Task directions:
Return each line of the records below in which the string "their" turns up.
[Material supplied — start]
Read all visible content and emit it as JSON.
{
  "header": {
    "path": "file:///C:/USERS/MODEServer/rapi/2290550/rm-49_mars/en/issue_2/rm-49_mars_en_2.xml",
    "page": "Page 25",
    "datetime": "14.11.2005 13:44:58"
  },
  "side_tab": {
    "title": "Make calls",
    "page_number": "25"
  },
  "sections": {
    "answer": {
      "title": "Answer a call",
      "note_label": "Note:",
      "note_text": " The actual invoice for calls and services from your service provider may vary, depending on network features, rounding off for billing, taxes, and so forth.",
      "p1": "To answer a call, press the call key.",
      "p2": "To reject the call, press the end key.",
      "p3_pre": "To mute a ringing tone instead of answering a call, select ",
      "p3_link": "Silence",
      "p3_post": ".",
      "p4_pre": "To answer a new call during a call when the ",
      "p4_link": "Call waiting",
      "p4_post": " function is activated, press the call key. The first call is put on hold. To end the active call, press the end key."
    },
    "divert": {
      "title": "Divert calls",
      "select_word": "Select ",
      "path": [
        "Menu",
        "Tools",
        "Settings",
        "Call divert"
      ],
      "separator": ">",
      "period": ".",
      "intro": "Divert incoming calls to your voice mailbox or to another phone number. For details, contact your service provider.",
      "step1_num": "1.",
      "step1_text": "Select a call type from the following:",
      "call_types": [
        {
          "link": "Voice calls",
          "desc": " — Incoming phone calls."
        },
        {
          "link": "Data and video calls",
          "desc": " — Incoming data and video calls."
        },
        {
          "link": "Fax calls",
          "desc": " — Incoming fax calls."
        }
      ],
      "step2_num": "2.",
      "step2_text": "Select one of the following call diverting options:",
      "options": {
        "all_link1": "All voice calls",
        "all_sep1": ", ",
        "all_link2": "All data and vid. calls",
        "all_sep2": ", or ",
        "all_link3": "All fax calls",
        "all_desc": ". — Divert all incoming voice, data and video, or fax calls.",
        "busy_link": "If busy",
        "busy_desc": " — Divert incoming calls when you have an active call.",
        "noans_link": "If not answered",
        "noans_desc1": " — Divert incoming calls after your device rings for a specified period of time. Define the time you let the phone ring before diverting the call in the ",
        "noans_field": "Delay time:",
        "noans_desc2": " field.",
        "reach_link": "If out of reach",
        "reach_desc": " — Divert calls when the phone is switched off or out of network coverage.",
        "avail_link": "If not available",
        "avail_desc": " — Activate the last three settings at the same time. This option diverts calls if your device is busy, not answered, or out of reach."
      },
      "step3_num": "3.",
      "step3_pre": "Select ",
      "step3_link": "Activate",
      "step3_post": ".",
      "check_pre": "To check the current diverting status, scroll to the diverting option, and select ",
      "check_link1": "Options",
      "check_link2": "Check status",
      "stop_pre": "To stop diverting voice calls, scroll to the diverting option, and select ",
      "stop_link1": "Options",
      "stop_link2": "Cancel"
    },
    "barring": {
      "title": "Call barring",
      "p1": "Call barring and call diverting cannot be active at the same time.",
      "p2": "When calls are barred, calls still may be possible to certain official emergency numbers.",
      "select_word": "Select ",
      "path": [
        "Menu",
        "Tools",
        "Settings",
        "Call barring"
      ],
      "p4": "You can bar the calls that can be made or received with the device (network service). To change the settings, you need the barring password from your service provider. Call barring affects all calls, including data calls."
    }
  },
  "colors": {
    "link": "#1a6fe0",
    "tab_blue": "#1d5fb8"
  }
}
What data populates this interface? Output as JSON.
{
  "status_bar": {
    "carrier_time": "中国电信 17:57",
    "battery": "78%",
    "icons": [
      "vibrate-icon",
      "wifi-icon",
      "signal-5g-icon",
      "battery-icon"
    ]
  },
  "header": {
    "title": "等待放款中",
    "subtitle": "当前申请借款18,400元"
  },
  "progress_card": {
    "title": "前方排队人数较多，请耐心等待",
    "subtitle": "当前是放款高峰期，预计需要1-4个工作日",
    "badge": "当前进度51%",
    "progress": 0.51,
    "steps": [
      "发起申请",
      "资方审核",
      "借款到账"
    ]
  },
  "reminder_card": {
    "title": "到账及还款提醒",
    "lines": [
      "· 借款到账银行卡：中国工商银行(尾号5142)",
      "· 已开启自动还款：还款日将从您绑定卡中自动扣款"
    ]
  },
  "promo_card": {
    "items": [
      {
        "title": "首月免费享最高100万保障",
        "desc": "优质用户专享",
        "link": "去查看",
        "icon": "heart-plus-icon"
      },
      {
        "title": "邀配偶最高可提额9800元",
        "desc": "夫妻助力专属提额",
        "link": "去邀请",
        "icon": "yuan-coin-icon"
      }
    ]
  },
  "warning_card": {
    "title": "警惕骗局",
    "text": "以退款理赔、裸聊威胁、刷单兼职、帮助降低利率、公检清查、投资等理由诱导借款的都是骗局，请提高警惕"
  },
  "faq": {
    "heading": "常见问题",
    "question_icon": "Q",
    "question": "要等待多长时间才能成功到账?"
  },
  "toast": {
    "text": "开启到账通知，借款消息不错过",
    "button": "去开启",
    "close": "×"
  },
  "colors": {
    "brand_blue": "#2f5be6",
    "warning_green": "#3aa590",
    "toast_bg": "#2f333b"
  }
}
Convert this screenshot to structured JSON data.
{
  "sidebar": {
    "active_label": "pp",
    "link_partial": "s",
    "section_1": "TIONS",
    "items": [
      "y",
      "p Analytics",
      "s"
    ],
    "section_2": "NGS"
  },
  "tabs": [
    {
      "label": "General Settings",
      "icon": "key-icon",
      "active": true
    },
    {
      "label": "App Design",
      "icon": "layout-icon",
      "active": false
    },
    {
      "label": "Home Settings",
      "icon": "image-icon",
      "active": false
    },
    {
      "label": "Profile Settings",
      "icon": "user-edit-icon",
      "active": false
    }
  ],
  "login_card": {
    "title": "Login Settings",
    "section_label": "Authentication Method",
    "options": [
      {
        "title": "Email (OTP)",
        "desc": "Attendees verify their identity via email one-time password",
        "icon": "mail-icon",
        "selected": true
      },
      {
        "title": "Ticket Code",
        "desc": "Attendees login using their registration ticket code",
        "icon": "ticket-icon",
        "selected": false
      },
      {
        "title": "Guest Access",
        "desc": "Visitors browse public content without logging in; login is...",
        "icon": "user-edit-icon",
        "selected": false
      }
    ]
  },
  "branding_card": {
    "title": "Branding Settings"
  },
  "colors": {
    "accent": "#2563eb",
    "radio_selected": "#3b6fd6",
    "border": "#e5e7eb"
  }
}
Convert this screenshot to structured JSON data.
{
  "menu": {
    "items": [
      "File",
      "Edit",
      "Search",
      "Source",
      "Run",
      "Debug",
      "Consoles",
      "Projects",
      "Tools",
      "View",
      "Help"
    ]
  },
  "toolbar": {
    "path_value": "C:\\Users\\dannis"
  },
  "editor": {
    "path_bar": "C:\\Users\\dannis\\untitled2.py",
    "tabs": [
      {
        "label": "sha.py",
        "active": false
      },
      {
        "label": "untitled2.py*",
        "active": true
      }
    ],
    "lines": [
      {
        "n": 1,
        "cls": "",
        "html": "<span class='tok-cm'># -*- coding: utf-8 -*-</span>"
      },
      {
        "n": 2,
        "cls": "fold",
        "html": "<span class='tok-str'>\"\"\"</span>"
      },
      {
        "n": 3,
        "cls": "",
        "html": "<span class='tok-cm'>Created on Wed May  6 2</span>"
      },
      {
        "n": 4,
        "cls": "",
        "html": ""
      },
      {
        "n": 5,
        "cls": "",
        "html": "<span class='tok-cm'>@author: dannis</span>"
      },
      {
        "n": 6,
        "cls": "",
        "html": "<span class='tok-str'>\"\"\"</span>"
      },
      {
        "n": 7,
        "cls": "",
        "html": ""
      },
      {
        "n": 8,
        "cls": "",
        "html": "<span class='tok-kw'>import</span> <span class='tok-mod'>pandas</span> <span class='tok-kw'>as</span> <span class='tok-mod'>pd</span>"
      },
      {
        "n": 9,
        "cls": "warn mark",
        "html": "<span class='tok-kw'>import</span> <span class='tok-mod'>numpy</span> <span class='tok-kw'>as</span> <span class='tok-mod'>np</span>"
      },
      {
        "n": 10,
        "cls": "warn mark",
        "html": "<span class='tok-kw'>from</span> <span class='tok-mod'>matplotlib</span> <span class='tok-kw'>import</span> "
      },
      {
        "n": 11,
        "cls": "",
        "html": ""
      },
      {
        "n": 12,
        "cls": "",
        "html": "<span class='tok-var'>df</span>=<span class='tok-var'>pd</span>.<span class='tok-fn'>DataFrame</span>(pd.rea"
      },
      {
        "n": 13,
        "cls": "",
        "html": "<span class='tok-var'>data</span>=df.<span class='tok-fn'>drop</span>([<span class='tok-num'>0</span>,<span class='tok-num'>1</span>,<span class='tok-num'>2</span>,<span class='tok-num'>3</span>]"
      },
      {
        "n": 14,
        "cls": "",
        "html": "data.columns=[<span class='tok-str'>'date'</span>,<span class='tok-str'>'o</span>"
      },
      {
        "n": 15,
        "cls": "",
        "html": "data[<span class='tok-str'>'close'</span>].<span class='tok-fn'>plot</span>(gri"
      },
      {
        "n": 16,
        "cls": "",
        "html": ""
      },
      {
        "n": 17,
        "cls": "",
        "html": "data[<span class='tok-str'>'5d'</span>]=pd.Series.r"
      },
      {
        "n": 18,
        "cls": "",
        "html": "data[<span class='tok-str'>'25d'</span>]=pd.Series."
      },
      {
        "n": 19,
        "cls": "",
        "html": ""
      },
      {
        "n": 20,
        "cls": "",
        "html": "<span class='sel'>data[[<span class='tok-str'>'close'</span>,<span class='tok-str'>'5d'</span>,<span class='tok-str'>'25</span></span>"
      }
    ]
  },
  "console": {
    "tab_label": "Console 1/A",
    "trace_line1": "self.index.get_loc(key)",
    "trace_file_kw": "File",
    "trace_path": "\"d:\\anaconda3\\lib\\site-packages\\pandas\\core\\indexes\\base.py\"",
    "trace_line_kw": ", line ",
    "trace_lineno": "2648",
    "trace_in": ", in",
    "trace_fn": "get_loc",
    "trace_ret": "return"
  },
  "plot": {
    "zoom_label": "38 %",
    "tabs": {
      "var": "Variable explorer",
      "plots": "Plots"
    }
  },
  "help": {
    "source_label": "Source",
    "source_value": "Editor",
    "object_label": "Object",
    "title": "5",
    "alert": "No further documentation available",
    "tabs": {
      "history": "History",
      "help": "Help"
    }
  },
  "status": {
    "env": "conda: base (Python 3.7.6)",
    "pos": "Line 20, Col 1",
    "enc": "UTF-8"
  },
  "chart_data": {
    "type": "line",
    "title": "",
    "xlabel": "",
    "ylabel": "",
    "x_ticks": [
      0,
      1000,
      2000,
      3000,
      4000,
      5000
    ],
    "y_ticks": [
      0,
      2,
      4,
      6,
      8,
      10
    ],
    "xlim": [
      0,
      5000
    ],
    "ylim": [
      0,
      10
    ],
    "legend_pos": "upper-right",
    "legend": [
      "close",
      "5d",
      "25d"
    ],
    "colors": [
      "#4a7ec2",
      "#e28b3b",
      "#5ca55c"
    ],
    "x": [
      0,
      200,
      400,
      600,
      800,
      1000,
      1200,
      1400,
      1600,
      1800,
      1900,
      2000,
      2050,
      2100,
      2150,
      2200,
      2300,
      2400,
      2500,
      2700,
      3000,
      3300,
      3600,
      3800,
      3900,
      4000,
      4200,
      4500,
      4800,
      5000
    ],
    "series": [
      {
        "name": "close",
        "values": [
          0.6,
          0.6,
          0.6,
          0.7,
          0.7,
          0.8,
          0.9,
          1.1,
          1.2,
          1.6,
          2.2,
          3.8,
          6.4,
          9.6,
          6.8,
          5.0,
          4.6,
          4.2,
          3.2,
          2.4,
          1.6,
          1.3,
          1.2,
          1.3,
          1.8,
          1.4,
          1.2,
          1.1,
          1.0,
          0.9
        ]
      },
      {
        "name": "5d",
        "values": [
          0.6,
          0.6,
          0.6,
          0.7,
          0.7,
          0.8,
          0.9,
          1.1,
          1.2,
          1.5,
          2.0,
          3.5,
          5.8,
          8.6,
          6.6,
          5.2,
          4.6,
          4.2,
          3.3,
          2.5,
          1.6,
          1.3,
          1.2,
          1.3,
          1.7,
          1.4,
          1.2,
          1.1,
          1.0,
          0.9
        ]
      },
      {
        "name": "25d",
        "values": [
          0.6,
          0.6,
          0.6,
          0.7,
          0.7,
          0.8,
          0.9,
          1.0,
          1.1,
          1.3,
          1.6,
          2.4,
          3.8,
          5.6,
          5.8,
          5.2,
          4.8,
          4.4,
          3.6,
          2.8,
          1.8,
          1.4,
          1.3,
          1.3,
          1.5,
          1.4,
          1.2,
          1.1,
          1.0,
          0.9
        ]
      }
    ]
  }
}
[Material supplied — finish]
Answer below:
        "desc": "Attendees verify their identity via email one-time password",
        "desc": "Attendees login using their registration ticket code",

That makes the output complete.